On October 24th, 2019, the Einstein Center Chronoi hosted a workshop titled “Rethinking a Lifetime: Perspectives from Antiquity until Present.” The idea for this workshop came forth from the desire to bring a wide range of disciplines into a dialogue in order to better understand the broad topic “lifetime.” Lifetime is what connects all humans across time and space: it is all we have, and all we have to lose. Yet what is understood under this term drastically varies.
Organizer Dr. Irene Sibbing-Plantholt, whose project within the framework of the Einstein Center Chronoi is titled “A Time of Life: Concepts and the Value of Lifetime in Ancient Mesopotamia,” invited specialists of the Ancient World, theologians, archaeologists, historians, and scholars from the social and natural sciences to share their unique perspectives on how to approach the study of lifetime.
Five speakers, all authorities on lifetime in their own disciplines, briefly presented their sources ranging from 2000 BCE until 2000 CE during two sessions. Each session resulted in an open floor discussion that facilitated a dynamic and fruitful interdisciplinary exchange.

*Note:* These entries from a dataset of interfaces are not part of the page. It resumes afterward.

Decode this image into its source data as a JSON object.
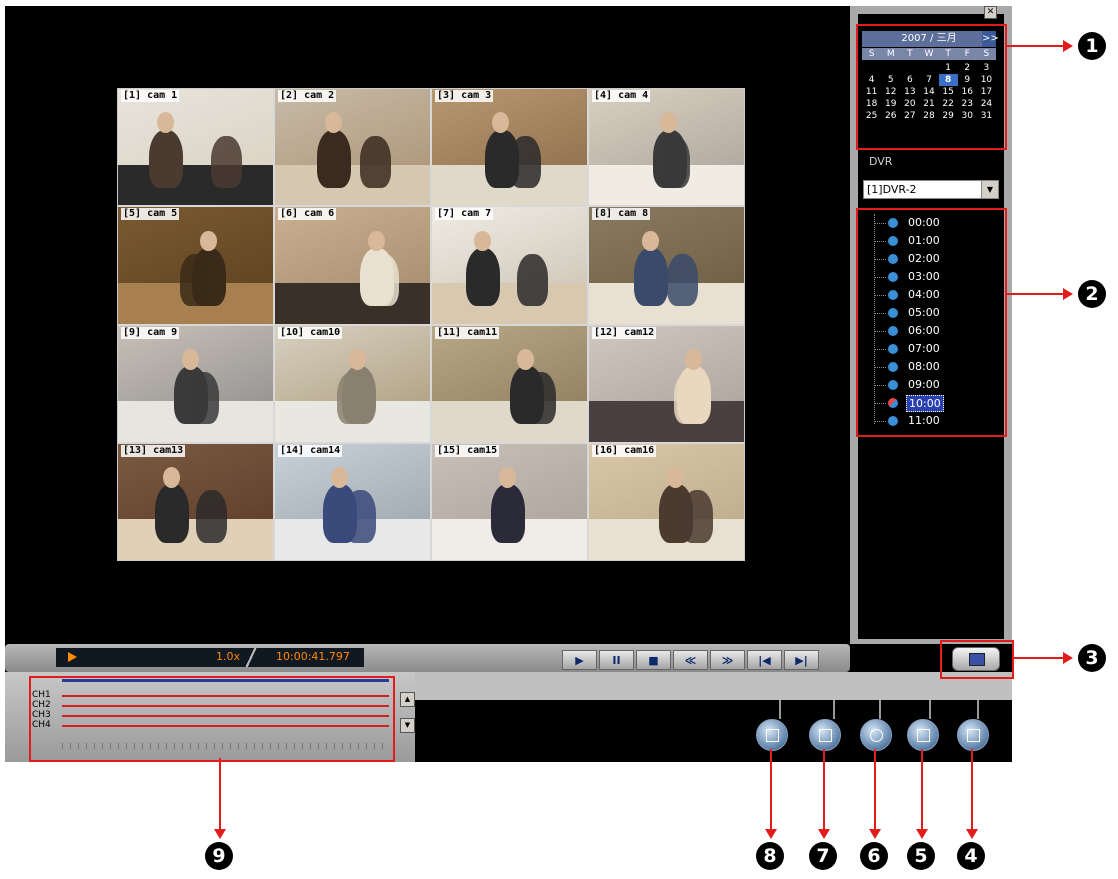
{
  "calendar": {
    "prev": "<<",
    "next": ">>",
    "month_label": "2007 / 三月",
    "weekdays": [
      "S",
      "M",
      "T",
      "W",
      "T",
      "F",
      "S"
    ],
    "days": [
      "",
      "",
      "",
      "",
      "1",
      "2",
      "3",
      "4",
      "5",
      "6",
      "7",
      "8",
      "9",
      "10",
      "11",
      "12",
      "13",
      "14",
      "15",
      "16",
      "17",
      "18",
      "19",
      "20",
      "21",
      "22",
      "23",
      "24",
      "25",
      "26",
      "27",
      "28",
      "29",
      "30",
      "31"
    ],
    "selected_day": "8"
  },
  "dvr": {
    "label": "DVR",
    "selected": "[1]DVR-2"
  },
  "hours": [
    "00:00",
    "01:00",
    "02:00",
    "03:00",
    "04:00",
    "05:00",
    "06:00",
    "07:00",
    "08:00",
    "09:00",
    "10:00",
    "11:00"
  ],
  "selected_hour": "10:00",
  "cameras": [
    "[1] cam 1",
    "[2] cam 2",
    "[3] cam 3",
    "[4] cam 4",
    "[5] cam 5",
    "[6] cam 6",
    "[7] cam 7",
    "[8] cam 8",
    "[9] cam 9",
    "[10] cam10",
    "[11] cam11",
    "[12] cam12",
    "[13] cam13",
    "[14] cam14",
    "[15] cam15",
    "[16] cam16"
  ],
  "status": {
    "speed": "1.0x",
    "time": "10:00:41.797"
  },
  "playback_buttons": [
    "▶",
    "II",
    "■",
    "≪",
    "≫",
    "|◀",
    "▶|"
  ],
  "channels": [
    "CH1",
    "CH2",
    "CH3",
    "CH4"
  ],
  "callouts": [
    "1",
    "2",
    "3",
    "4",
    "5",
    "6",
    "7",
    "8",
    "9"
  ]
}
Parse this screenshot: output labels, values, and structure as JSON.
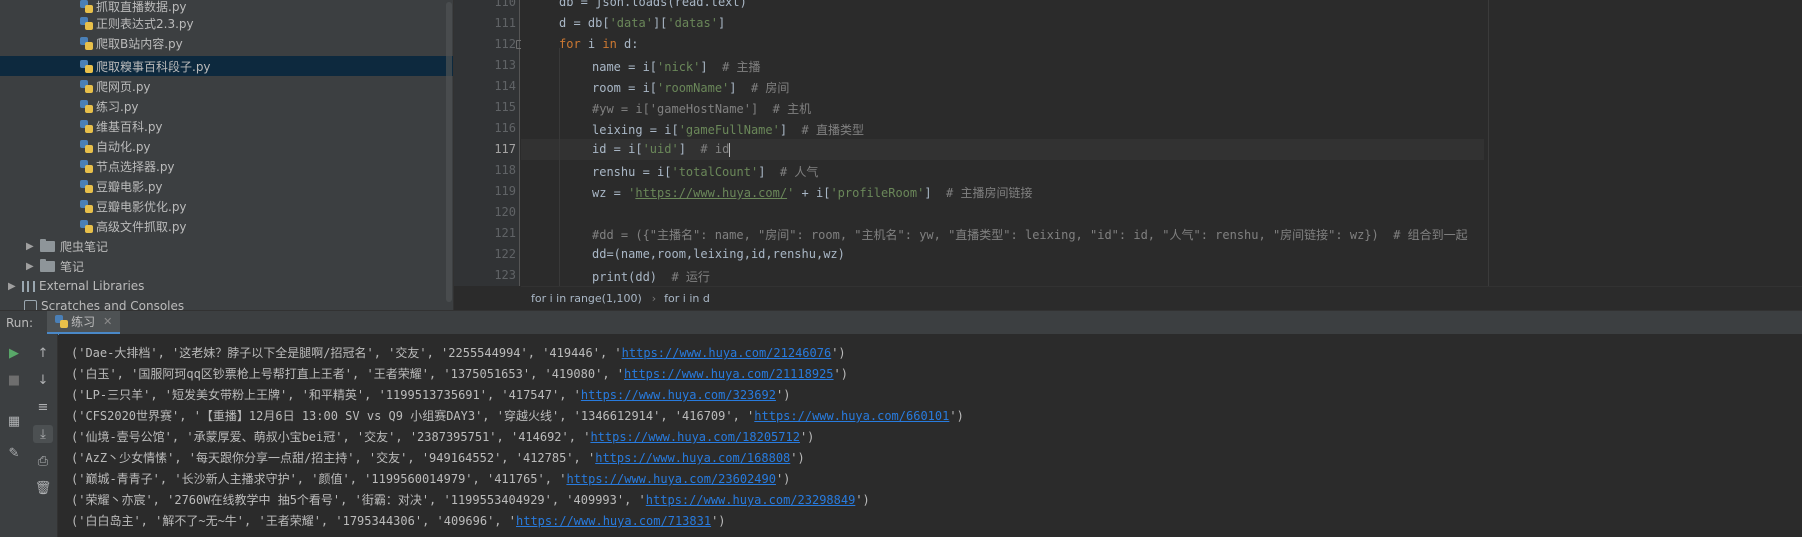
{
  "project_tree": {
    "files": [
      {
        "name": "抓取直播数据.py"
      },
      {
        "name": "正则表达式2.3.py"
      },
      {
        "name": "爬取B站内容.py"
      },
      {
        "name": "爬取糗事百科段子.py",
        "selected": true
      },
      {
        "name": "爬网页.py"
      },
      {
        "name": "练习.py"
      },
      {
        "name": "维基百科.py"
      },
      {
        "name": "自动化.py"
      },
      {
        "name": "节点选择器.py"
      },
      {
        "name": "豆瓣电影.py"
      },
      {
        "name": "豆瓣电影优化.py"
      },
      {
        "name": "高级文件抓取.py"
      }
    ],
    "folders": [
      {
        "name": "爬虫笔记"
      },
      {
        "name": "笔记"
      }
    ],
    "external_libraries": "External Libraries",
    "scratches": "Scratches and Consoles"
  },
  "editor": {
    "current_line": "117",
    "line_numbers": [
      "110",
      "111",
      "112",
      "113",
      "114",
      "115",
      "116",
      "117",
      "118",
      "119",
      "120",
      "121",
      "122",
      "123"
    ],
    "lines": {
      "l110": {
        "a": "db = json.loads(read.text)"
      },
      "l111": {
        "a": "d = db[",
        "s1": "'data'",
        "b": "][",
        "s2": "'datas'",
        "c": "]"
      },
      "l112": {
        "kw1": "for",
        "a": " i ",
        "kw2": "in",
        "b": " d:"
      },
      "l113": {
        "a": "name = i[",
        "s": "'nick'",
        "b": "]  ",
        "c": "# 主播"
      },
      "l114": {
        "a": "room = i[",
        "s": "'roomName'",
        "b": "]  ",
        "c": "# 房间"
      },
      "l115": {
        "c": "#yw = i['gameHostName']  # 主机"
      },
      "l116": {
        "a": "leixing = i[",
        "s": "'gameFullName'",
        "b": "]  ",
        "c": "# 直播类型"
      },
      "l117": {
        "a": "id = i[",
        "s": "'uid'",
        "b": "]  ",
        "c": "# id"
      },
      "l118": {
        "a": "renshu = i[",
        "s": "'totalCount'",
        "b": "]  ",
        "c": "# 人气"
      },
      "l119": {
        "a": "wz = ",
        "s1": "'",
        "url": "https://www.huya.com/",
        "s2": "'",
        "b": " + i[",
        "s3": "'profileRoom'",
        "c": "]  ",
        "cm": "# 主播房间链接"
      },
      "l121": {
        "c": "#dd = ({\"主播名\": name, \"房间\": room, \"主机名\": yw, \"直播类型\": leixing, \"id\": id, \"人气\": renshu, \"房间链接\": wz})  # 组合到一起"
      },
      "l122": {
        "a": "dd=(name,room,leixing,id,renshu,wz)"
      },
      "l123": {
        "a": "print(dd)  ",
        "c": "# 运行"
      }
    }
  },
  "breadcrumb": [
    "for i in range(1,100)",
    "for i in d"
  ],
  "run_panel": {
    "label": "Run:",
    "tab": "练习",
    "output": [
      {
        "text": "('Dae-大排档', '这老妹？脖子以下全是腿啊/招冠名', '交友', '2255544994', '419446', '",
        "url": "https://www.huya.com/21246076",
        "end": "')"
      },
      {
        "text": "('白玉', '国服阿珂qq区钞票枪上号帮打直上王者', '王者荣耀', '1375051653', '419080', '",
        "url": "https://www.huya.com/21118925",
        "end": "')"
      },
      {
        "text": "('LP-三只羊', '短发美女带粉上王牌', '和平精英', '1199513735691', '417547', '",
        "url": "https://www.huya.com/323692",
        "end": "')"
      },
      {
        "text": "('CFS2020世界赛', '【重播】12月6日 13:00 SV vs Q9 小组赛DAY3', '穿越火线', '1346612914', '416709', '",
        "url": "https://www.huya.com/660101",
        "end": "')"
      },
      {
        "text": "('仙境-壹号公馆', '承蒙厚爱、萌叔小宝bei冠', '交友', '2387395751', '414692', '",
        "url": "https://www.huya.com/18205712",
        "end": "')"
      },
      {
        "text": "('AzZ丶少女情愫', '每天跟你分享一点甜/招主持', '交友', '949164552', '412785', '",
        "url": "https://www.huya.com/168808",
        "end": "')"
      },
      {
        "text": "('巅城-青青子', '长沙新人主播求守护', '颜值', '1199560014979', '411765', '",
        "url": "https://www.huya.com/23602490",
        "end": "')"
      },
      {
        "text": "('荣耀丶亦宸', '2760W在线教学中 抽5个看号', '街霸：对决', '1199553404929', '409993', '",
        "url": "https://www.huya.com/23298849",
        "end": "')"
      },
      {
        "text": "('白白岛主', '解不了~无~牛', '王者荣耀', '1795344306', '409696', '",
        "url": "https://www.huya.com/713831",
        "end": "')"
      }
    ]
  },
  "icons": {
    "run": "play-icon",
    "stop": "stop-icon",
    "up": "arrow-up-icon",
    "down": "arrow-down-icon",
    "wrap": "soft-wrap-icon",
    "scroll": "scroll-to-end-icon",
    "print": "print-icon",
    "trash": "trash-icon",
    "layout": "layout-icon",
    "pin": "pin-icon"
  },
  "colors": {
    "keyword": "#cc7832",
    "string": "#6a8759",
    "comment": "#808080",
    "link": "#287bde",
    "selection": "#0d293e"
  }
}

Some topics that were addressed during the discussions include the relationship between actual lifetime and the expressions of age and age categories, the socio-cultural constraints of life stages and life caesurae in different cultures, how narratives can give meaning to a lifetime, and how memory shapes the lifetime of both communities and individuals.